S Manjunath, General Manager – Sales, Doosan Infracore India
In India, workers at site face several risks during their day-to-day work and safety here becomes a very important aspect that cannot be neglected. There are many cases where customers have started realizing the need to focus on safety aspects to which, equipment manufacturers are also taking this facet to global standards. Particularly in critical applications such as construction and mining sites, safety plays a major role and a small accident is enough to lead to downtime of the equipment. While the downtime is a huge loss to customers, safety plays a very important role in overall profitability of businesses too.
P.Ravishankar – CEO at Ashok Leyland John Deere
Yes, Equipment safety norms should be strengthened in India with features like ROPS, FOPS Cab, etc., on which regulatory bodies like ICEMA & ARAI working to improve safety norms. Leyland Deere is the only backhoe loader manufacturer in the country with ROPS (Roll Over Protective Structure) and FOPS (Falling Object Protection System) cabin. This provides operators the confidence to operate the machine and will enhance productivity.
Anand Sundaresan, Vice-Chairman & Managing Director, SCHWING Stetter India
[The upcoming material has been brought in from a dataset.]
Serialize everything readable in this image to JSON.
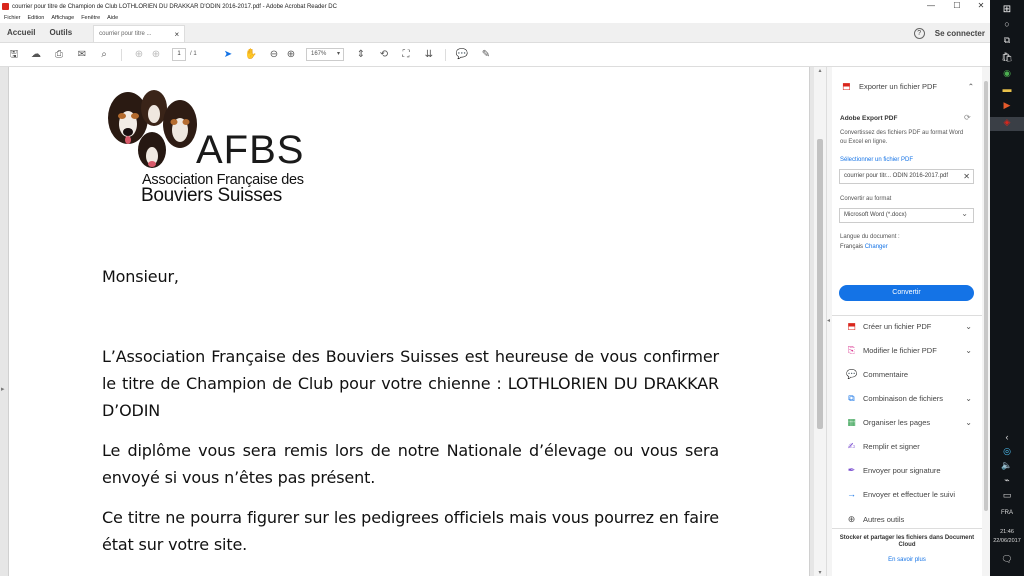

Investment in NHAI Projects, Port Connectivity, Smart City Development, North East Road Development Project and the 16 new Port Projects & port connectivity, are some of the initiatives which will definitely create market for the construction equipment industry. This was something which we were eagerly waiting for quite some time. We only hope that these projects are implemented quickly so that the construction equipment industry will be benefited fast.